Lets repeat these steps with the items in the menu, only this time, we’re going to pin the layers rather than align them. We don’t need to Group the logo since it only consists of a single layer. Go back to the Edit Constraints modal and input “50” into the top and left input fields under the “Pinning” tab.
Essentially this means that the layer will always be offset by 50px from the top and left sides of the canvas.
You may have noticed that the artboard doesn’t actually change when you add constraints, but don’t worry, the changes will certainly be evident when we use Fluid’s preview function.
Next, select the three layers from the right side of the menu and Group (command+G) them together. Repeat the constraints steps again, only this time apply 50px offset constraints to the top and right sides of the canvas, instead of the top and left.
Applying the Changes
Like I said a minute ago, the artboard doesn’t reflect the constraints we’ve added until we hit “Preview” in the Fluid toolbar; after all, we only want to apply the constraints to smaller devices. In any scenarios where you do want to see the changes in the artboard, click “Update Layout” in the Fluid toolbar.
As you can see, the logo and the menu items in the header have been “pinned” to the edges of the canvas with a simulated 50px margin. Press command+Z to undo the changes, as we don’t actually want our desktop version to reflect these constraints.
Designing Fluid-Width Containers
We don’t need to define any fluid-width containers in this tutorial, but we’ll cover it for completeness. Ordinarily, when declaring number-based styles in the Inspector we can use math operations like “100%-100px”, which means that the layer (let’s assume we’re talking about width) will span the entire width of the artboard (or Group, if the layer is inside one); minus 100px.
For example: if the artboard width was 1440px, the layer width would total to 1340px – the mathematical operation is performed and the width is the result. However, if you’re declaring these width or height styles within Fluid, it will recalculate the result of the math operation when you change the device in “Preview”.
Previewing on Alternate Devices
Hit “Preview” in the Fluid toolbar. A modal will appear; click “Resize” and choose the “Tablet 7″ Landscape (960 x 600)” device.
Everything looks fine – our constraints have worked and the design appears to be optimized for this device. We don’t need to create a separate artboard for these dimensions. If you’re using collaborative design tools like InVision App you’ll want to export this screen still; click “Export Image” to do that.

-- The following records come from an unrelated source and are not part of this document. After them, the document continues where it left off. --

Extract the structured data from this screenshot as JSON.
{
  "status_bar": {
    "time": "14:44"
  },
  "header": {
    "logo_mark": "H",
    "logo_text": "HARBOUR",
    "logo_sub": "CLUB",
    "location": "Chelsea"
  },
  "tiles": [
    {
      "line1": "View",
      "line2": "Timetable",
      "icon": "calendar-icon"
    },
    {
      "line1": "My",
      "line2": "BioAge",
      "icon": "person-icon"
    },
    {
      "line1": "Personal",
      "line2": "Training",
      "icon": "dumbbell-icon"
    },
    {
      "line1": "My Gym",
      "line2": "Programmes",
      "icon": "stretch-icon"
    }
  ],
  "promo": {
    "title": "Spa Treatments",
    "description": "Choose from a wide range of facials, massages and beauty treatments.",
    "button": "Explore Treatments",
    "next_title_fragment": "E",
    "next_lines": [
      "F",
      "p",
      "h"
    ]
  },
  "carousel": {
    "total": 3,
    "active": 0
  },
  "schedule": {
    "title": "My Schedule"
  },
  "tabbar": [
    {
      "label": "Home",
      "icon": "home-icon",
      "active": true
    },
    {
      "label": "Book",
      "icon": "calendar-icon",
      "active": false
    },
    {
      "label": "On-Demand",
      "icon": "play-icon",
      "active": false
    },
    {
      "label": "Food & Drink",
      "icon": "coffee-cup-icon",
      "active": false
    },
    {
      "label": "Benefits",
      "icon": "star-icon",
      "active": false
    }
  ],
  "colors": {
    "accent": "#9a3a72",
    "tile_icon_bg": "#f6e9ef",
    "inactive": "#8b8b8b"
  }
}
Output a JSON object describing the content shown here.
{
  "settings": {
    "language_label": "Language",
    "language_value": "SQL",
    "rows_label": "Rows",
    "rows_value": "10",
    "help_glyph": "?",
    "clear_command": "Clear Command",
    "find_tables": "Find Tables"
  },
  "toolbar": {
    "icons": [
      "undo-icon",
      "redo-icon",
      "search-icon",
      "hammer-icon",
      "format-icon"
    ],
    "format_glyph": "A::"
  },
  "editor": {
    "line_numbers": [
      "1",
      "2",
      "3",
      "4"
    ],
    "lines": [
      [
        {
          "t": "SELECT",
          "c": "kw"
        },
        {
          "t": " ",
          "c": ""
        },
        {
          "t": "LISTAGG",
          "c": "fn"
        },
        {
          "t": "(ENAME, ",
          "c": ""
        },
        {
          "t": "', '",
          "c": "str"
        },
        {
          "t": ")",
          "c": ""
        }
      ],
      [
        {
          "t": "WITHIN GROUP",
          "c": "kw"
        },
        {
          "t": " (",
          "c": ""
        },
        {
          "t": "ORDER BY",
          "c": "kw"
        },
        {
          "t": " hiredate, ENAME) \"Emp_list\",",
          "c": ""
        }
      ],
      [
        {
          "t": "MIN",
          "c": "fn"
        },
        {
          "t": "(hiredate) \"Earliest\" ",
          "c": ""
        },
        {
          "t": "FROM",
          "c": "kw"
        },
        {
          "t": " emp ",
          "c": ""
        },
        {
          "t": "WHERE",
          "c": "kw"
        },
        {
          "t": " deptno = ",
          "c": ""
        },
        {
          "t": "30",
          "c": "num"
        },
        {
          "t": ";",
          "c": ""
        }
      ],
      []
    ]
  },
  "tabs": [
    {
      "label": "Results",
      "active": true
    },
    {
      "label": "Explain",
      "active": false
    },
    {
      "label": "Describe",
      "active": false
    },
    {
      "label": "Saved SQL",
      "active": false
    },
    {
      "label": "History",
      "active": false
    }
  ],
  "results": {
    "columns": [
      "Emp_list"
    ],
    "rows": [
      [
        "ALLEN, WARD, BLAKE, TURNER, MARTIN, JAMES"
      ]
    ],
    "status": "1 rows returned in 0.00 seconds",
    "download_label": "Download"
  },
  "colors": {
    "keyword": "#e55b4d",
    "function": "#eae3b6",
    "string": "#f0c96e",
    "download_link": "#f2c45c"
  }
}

Assembling Device-Optimised Designs
Repeat these steps, choosing “iPhone 6 (375 x 667)”. While the constraints were clearly effective for tablet layouts, it’s clear that we’ll need to specify alternative constraints to make our layout work on devices smaller than tablets. Luckily, Fluid doesn’t force you to work with a one-size-fits-all mentality.
Select “Copy Artboard” and then close the modal.
Paste (command+V) it into the canvas. We now have the opportunity to optimize our layout for the iPhone 6, in a separate artboard. Even though this artboard originated as a copy of our desktop artboard, the constraints no longer exist. In fact, we could add new constraints and repeat this workflow as many times as necessary, but since we won’t be supporting devices smaller than the iPhone 6, we won’t need to do that in this case.
But we do need to optimize our layout for the iPhone 6. You have the choice of styling the layers as normal, with the Inspector, or setting constraints and finishing up with “Update Layout”.
More from this author
Responsive layouts is a first for Sketch, thanks to Fluid. It’s not a complete solution, like Webflow for example, but it is a flexible and non-destructive one. You can use Fluid to quickly test a concept for responsiveness, or you can use it to rapidly assemble device-optimised layouts, either of which can significantly improve and speed up your workflow.
NEWS: If you’re a Sketch fan, Daniel has just released his first book for SitePoint. Check out Jump Start Sketch!